- Task prompt -
Copy all the lines of the data that include the word "name".

- Entries provided -

···

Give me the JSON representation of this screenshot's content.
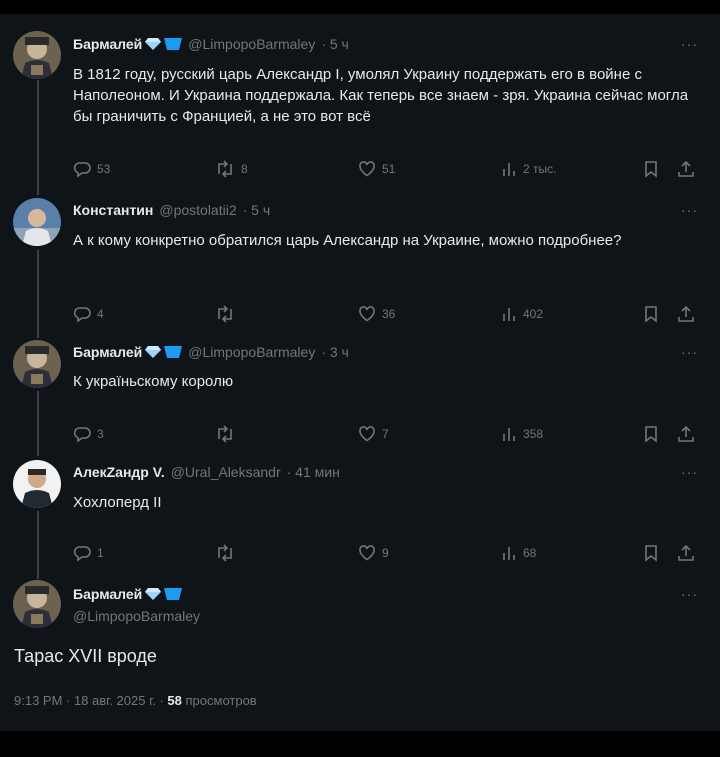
{
  "tweets": [
    {
      "name": "Бармалей",
      "handle": "@LimpopoBarmaley",
      "time": "· 5 ч",
      "more": "···",
      "text": "В 1812 году, русский царь Александр I, умолял Украину поддержать его в войне с Наполеоном. И Украина поддержала. Как теперь все знаем - зря. Украина сейчас могла бы граничить с Францией, а не это вот всё",
      "replies": "53",
      "retweets": "8",
      "likes": "51",
      "views": "2 тыс."
    },
    {
      "name": "Константин",
      "handle": "@postolatii2",
      "time": "· 5 ч",
      "more": "···",
      "text": "А к кому конкретно обратился царь Александр на Украине, можно подробнее?",
      "replies": "4",
      "retweets": "",
      "likes": "36",
      "views": "402"
    },
    {
      "name": "Бармалей",
      "handle": "@LimpopoBarmaley",
      "time": "· 3 ч",
      "more": "···",
      "text": "К украïньскому королю",
      "replies": "3",
      "retweets": "",
      "likes": "7",
      "views": "358"
    },
    {
      "name": "АлекZандр V.",
      "handle": "@Ural_Aleksandr",
      "time": "· 41 мин",
      "more": "···",
      "text": "Хохлоперд II",
      "replies": "1",
      "retweets": "",
      "likes": "9",
      "views": "68"
    }
  ],
  "main": {
    "name": "Бармалей",
    "handle": "@LimpopoBarmaley",
    "more": "···",
    "text": "Тарас XVII вроде",
    "timestamp": "9:13 PM · 18 авг. 2025 г. ·",
    "views_count": "58",
    "views_label": "просмотров"
  },
  "icons": {
    "reply": "reply-icon",
    "retweet": "retweet-icon",
    "like": "like-icon",
    "views": "views-icon",
    "bookmark": "bookmark-icon",
    "share": "share-icon",
    "diamond": "diamond-icon",
    "verified": "verified-badge-icon"
  },
  "colors": {
    "background": "#0f1419",
    "text": "#e7e9ea",
    "secondary": "#71767b",
    "badge": "#1d9bf0"
  }
}
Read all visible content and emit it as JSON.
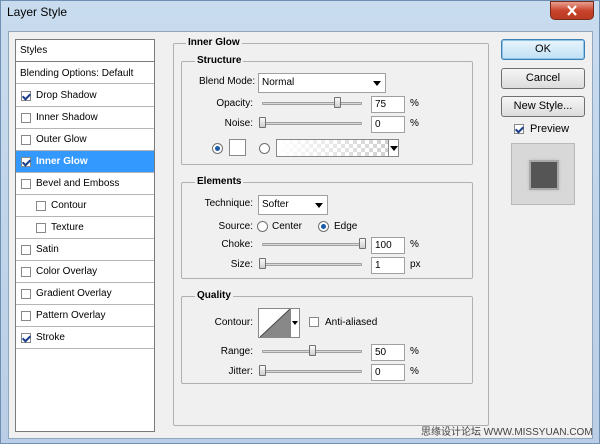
{
  "window": {
    "title": "Layer Style",
    "close_icon": "close-icon"
  },
  "styles_panel": {
    "header": "Styles",
    "blending_options": "Blending Options: Default",
    "items": [
      {
        "label": "Drop Shadow",
        "checked": true,
        "selected": false,
        "indent": false
      },
      {
        "label": "Inner Shadow",
        "checked": false,
        "selected": false,
        "indent": false
      },
      {
        "label": "Outer Glow",
        "checked": false,
        "selected": false,
        "indent": false
      },
      {
        "label": "Inner Glow",
        "checked": true,
        "selected": true,
        "indent": false
      },
      {
        "label": "Bevel and Emboss",
        "checked": false,
        "selected": false,
        "indent": false
      },
      {
        "label": "Contour",
        "checked": false,
        "selected": false,
        "indent": true
      },
      {
        "label": "Texture",
        "checked": false,
        "selected": false,
        "indent": true
      },
      {
        "label": "Satin",
        "checked": false,
        "selected": false,
        "indent": false
      },
      {
        "label": "Color Overlay",
        "checked": false,
        "selected": false,
        "indent": false
      },
      {
        "label": "Gradient Overlay",
        "checked": false,
        "selected": false,
        "indent": false
      },
      {
        "label": "Pattern Overlay",
        "checked": false,
        "selected": false,
        "indent": false
      },
      {
        "label": "Stroke",
        "checked": true,
        "selected": false,
        "indent": false
      }
    ]
  },
  "inner_glow": {
    "title": "Inner Glow",
    "structure": {
      "title": "Structure",
      "blend_mode_label": "Blend Mode:",
      "blend_mode_value": "Normal",
      "opacity_label": "Opacity:",
      "opacity_value": "75",
      "opacity_unit": "%",
      "opacity_level": 0.75,
      "noise_label": "Noise:",
      "noise_value": "0",
      "noise_unit": "%",
      "noise_level": 0,
      "color_swatch": "#ffffff"
    },
    "elements": {
      "title": "Elements",
      "technique_label": "Technique:",
      "technique_value": "Softer",
      "source_label": "Source:",
      "source_center": "Center",
      "source_edge": "Edge",
      "choke_label": "Choke:",
      "choke_value": "100",
      "choke_unit": "%",
      "choke_level": 1.0,
      "size_label": "Size:",
      "size_value": "1",
      "size_unit": "px",
      "size_level": 0.0
    },
    "quality": {
      "title": "Quality",
      "contour_label": "Contour:",
      "anti_aliased_label": "Anti-aliased",
      "range_label": "Range:",
      "range_value": "50",
      "range_unit": "%",
      "range_level": 0.5,
      "jitter_label": "Jitter:",
      "jitter_value": "0",
      "jitter_unit": "%",
      "jitter_level": 0
    }
  },
  "buttons": {
    "ok": "OK",
    "cancel": "Cancel",
    "new_style": "New Style...",
    "preview_label": "Preview",
    "preview_checked": true
  },
  "watermark": "思缘设计论坛  WWW.MISSYUAN.COM"
}
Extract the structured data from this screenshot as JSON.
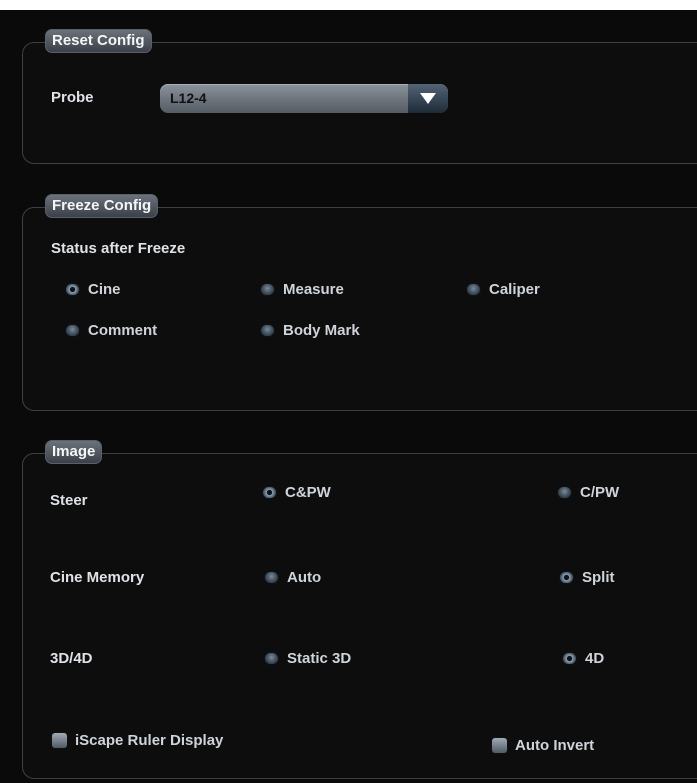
{
  "reset_config": {
    "legend": "Reset Config",
    "probe_label": "Probe",
    "probe_value": "L12-4"
  },
  "freeze_config": {
    "legend": "Freeze Config",
    "status_label": "Status after Freeze",
    "options": [
      "Cine",
      "Measure",
      "Caliper",
      "Comment",
      "Body Mark"
    ],
    "selected": "Cine"
  },
  "image": {
    "legend": "Image",
    "steer_label": "Steer",
    "steer_options": [
      "C&PW",
      "C/PW"
    ],
    "steer_selected": "C&PW",
    "cine_memory_label": "Cine Memory",
    "cine_memory_options": [
      "Auto",
      "Split"
    ],
    "cine_memory_selected": "Split",
    "threed_label": "3D/4D",
    "threed_options": [
      "Static 3D",
      "4D"
    ],
    "threed_selected": "4D",
    "iscape_ruler_label": "iScape Ruler Display",
    "iscape_ruler_checked": false,
    "auto_invert_label": "Auto Invert",
    "auto_invert_checked": false
  }
}
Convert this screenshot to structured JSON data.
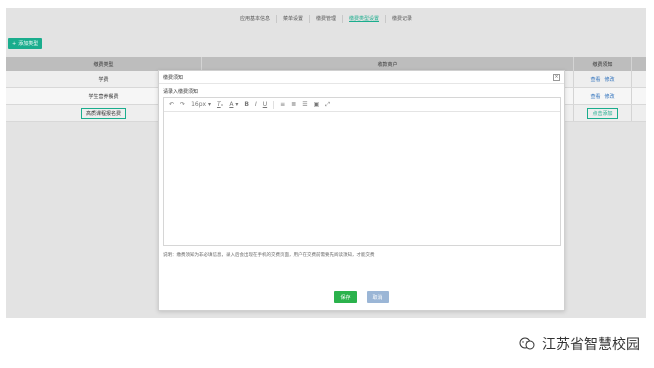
{
  "nav": {
    "items": [
      {
        "label": "应用基本信息"
      },
      {
        "label": "菜单设置"
      },
      {
        "label": "缴费管理"
      },
      {
        "label": "缴费类型设置",
        "active": true
      },
      {
        "label": "缴费记录"
      }
    ]
  },
  "toolbar": {
    "add_type_label": "添加类型"
  },
  "table": {
    "headers": [
      "缴费类型",
      "收款商户",
      "缴费须知"
    ],
    "rows": [
      {
        "type": "学费",
        "merchant": "",
        "actions": [
          "查看",
          "修改"
        ]
      },
      {
        "type": "学生营养餐费",
        "merchant": "",
        "actions": [
          "查看",
          "修改"
        ]
      },
      {
        "type": "高质课程报名费",
        "merchant": "",
        "actions": [
          "点击添加"
        ]
      }
    ]
  },
  "modal": {
    "title": "缴费须知",
    "prompt": "请录入缴费须知",
    "font_size": "16px",
    "note": "说明：缴费须知为非必填信息，录入后会出现在手机的交费页面，用户在交费前需要先阅读须知，才能交费",
    "save_label": "保存",
    "cancel_label": "取消"
  },
  "watermark": {
    "text": "江苏省智慧校园"
  },
  "colors": {
    "accent": "#1aad8d",
    "save": "#2bb24c",
    "cancel": "#9bb6d6",
    "link": "#2a6ebb"
  }
}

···

- Written response -
      "name": "Бармалей",
      "name": "Константин",
      "name": "Бармалей",
      "name": "АлекZандр V.",
    "name": "Бармалей",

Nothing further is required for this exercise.